> **EXERCISE OBJECTIVE**: Each line of the listing that includes the string "seats" needs to be located and copied.

[[ TASK MATERIAL, beginning ]]

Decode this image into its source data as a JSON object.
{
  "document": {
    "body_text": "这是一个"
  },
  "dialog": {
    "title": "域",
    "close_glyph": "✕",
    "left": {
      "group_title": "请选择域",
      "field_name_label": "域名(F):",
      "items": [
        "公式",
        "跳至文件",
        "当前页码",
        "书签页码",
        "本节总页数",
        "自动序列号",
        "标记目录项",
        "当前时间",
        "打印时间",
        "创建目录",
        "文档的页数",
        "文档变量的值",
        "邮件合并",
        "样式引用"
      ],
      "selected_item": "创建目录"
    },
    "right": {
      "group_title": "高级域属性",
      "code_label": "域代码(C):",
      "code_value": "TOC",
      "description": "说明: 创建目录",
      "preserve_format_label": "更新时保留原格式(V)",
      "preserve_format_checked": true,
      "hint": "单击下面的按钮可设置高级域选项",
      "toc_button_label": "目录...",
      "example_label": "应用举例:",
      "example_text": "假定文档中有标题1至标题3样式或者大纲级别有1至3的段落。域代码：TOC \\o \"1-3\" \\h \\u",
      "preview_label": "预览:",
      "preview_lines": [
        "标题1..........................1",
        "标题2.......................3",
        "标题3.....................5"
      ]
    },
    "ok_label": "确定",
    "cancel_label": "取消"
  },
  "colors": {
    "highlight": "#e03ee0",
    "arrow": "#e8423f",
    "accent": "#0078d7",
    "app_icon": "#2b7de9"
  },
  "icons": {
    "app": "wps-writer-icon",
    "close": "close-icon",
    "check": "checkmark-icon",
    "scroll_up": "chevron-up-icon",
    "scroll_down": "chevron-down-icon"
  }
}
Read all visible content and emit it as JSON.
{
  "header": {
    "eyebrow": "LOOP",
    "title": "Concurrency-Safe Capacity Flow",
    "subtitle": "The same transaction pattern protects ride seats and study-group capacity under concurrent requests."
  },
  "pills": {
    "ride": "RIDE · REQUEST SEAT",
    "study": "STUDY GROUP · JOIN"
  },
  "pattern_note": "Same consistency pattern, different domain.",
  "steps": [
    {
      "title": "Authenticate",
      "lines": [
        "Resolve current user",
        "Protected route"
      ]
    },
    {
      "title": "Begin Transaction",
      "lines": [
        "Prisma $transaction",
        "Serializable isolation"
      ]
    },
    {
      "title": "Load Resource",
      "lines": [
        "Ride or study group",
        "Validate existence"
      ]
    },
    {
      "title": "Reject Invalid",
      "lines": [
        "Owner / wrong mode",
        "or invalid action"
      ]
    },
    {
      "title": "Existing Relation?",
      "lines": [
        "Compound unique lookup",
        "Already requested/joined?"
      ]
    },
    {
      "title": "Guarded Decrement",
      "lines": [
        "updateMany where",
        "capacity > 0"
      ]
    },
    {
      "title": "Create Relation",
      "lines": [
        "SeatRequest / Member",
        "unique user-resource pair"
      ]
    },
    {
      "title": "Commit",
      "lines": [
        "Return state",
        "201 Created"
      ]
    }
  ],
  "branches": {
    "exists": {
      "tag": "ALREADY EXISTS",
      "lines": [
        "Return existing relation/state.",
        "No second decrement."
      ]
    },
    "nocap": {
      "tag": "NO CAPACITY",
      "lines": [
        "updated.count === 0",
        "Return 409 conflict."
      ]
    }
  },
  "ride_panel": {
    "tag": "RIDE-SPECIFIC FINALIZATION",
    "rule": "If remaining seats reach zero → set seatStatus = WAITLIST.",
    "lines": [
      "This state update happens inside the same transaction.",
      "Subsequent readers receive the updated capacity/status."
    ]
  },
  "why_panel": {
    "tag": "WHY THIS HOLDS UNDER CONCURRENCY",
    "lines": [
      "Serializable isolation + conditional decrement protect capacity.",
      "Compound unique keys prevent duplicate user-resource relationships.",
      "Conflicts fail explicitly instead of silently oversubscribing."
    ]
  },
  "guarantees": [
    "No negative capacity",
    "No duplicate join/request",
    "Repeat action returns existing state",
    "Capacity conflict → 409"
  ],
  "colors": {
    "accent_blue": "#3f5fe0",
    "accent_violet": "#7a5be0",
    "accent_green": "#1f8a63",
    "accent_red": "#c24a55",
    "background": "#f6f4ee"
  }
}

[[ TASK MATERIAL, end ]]
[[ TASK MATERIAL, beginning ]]

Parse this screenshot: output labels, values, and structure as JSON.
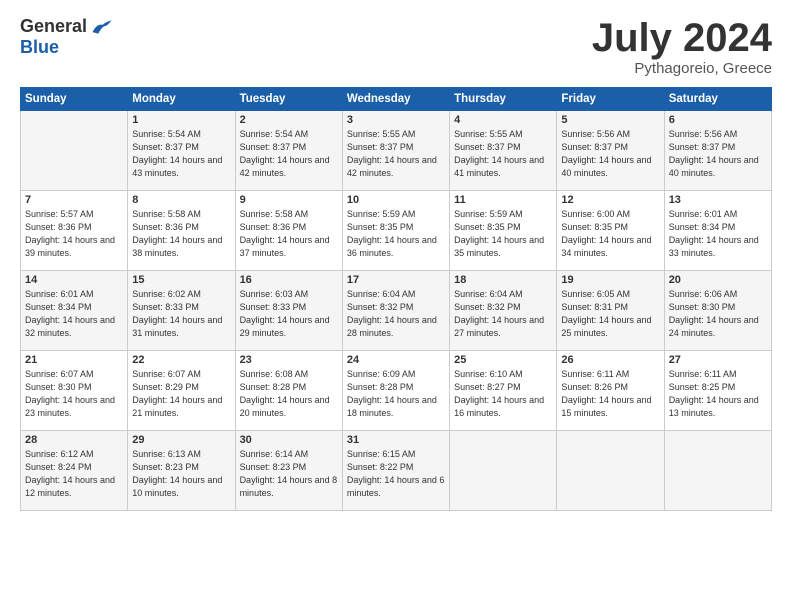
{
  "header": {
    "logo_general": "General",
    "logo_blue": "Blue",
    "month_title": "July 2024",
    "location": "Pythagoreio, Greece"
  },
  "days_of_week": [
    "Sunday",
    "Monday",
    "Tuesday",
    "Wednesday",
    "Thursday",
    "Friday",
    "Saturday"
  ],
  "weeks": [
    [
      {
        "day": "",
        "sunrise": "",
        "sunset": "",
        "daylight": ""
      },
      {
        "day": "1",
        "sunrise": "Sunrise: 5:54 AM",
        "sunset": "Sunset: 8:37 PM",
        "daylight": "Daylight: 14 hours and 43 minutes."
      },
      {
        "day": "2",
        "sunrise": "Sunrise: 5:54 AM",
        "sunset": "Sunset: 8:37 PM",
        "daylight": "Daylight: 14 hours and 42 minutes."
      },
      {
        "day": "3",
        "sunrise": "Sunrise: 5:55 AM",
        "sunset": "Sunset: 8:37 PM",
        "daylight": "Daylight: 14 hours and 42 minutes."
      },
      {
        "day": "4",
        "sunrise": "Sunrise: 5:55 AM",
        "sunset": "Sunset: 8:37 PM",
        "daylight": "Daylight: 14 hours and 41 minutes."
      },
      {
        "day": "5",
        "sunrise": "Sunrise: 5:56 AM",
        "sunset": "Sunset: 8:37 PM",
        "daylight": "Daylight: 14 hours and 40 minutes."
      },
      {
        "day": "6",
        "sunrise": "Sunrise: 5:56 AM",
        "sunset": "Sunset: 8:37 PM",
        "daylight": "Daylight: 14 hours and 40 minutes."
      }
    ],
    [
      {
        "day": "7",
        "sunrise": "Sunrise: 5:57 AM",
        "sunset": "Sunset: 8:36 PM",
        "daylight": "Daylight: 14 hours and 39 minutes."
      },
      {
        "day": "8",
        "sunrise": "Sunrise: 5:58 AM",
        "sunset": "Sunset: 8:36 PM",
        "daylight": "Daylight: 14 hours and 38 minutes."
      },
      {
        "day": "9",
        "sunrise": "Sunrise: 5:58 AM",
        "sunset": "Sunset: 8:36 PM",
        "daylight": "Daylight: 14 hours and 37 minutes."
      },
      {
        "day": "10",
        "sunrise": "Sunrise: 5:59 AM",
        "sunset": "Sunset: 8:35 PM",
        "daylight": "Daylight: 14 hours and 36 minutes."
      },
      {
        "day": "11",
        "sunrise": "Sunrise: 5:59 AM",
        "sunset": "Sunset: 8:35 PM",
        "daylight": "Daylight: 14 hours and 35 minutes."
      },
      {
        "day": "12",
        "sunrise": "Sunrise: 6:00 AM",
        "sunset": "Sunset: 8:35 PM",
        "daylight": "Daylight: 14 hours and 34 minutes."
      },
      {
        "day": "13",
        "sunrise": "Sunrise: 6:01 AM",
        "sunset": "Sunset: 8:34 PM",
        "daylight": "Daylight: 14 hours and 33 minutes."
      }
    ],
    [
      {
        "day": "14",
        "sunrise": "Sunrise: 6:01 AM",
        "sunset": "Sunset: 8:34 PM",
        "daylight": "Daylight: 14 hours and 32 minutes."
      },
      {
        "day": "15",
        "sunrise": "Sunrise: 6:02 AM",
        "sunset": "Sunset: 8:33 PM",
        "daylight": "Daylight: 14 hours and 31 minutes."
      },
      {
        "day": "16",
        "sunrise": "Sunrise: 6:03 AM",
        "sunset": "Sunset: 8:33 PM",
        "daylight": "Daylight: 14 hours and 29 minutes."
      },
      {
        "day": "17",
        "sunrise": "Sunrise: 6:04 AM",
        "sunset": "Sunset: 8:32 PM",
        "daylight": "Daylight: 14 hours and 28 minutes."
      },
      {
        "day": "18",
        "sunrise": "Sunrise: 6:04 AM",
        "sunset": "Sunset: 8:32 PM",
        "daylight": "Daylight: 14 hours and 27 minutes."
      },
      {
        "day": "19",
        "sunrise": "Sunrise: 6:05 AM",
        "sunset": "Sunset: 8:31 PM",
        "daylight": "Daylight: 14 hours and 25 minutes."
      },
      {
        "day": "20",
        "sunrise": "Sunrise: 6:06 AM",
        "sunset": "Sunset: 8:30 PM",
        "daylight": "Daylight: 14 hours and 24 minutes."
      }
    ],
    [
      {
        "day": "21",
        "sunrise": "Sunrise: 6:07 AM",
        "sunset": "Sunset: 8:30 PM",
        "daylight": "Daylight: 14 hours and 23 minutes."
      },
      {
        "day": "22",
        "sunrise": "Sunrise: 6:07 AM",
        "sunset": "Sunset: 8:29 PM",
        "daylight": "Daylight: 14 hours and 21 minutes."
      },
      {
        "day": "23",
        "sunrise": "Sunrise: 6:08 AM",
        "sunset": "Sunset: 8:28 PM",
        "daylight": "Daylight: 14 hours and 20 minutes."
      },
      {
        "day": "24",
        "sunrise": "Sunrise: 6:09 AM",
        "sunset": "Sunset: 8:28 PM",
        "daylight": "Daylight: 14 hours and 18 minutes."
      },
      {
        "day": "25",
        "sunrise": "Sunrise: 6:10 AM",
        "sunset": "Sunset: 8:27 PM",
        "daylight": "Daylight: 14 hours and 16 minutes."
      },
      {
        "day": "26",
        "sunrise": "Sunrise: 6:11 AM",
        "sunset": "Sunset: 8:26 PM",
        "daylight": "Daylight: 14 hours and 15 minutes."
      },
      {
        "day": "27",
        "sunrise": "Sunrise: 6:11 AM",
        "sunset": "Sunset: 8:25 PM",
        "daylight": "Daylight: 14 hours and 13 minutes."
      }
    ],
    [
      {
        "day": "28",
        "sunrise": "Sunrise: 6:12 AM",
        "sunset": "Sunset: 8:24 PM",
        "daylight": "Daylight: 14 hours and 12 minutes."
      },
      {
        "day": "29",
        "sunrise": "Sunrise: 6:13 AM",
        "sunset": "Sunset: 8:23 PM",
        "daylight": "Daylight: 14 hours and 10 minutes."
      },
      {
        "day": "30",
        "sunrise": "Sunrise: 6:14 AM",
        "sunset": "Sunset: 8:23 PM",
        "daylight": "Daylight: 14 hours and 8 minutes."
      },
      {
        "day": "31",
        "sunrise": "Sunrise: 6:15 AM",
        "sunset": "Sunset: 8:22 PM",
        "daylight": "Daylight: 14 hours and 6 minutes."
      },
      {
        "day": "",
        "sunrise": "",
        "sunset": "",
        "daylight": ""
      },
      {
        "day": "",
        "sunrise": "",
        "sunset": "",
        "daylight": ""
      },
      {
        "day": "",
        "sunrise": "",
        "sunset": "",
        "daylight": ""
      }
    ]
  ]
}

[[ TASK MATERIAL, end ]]
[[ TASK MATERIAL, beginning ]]

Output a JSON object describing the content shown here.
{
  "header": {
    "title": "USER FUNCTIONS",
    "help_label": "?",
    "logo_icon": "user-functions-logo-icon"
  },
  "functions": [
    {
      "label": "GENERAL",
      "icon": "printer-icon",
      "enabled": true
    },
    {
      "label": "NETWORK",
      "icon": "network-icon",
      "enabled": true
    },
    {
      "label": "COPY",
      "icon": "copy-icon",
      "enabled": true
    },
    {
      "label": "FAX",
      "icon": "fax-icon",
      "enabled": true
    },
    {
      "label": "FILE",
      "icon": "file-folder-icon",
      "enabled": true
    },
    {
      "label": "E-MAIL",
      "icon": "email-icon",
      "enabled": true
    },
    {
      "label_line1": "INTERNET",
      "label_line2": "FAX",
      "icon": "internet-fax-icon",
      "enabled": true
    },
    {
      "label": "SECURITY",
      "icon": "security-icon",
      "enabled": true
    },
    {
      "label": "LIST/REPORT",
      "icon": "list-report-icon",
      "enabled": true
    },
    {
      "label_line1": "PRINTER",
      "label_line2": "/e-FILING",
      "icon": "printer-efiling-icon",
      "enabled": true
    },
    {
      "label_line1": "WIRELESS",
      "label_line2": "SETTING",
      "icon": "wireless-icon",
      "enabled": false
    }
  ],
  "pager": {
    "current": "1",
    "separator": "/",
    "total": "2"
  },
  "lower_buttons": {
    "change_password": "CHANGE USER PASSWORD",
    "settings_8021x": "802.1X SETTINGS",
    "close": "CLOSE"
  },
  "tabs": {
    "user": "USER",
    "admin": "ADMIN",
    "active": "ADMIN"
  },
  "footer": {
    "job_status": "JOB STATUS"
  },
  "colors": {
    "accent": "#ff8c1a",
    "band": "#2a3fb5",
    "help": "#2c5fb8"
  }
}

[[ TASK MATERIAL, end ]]

> **EXPECTED ANSWER**:
    "subtitle": "The same transaction pattern protects ride seats and study-group capacity under concurrent requests."
    "rule": "If remaining seats reach zero → set seatStatus = WAITLIST.",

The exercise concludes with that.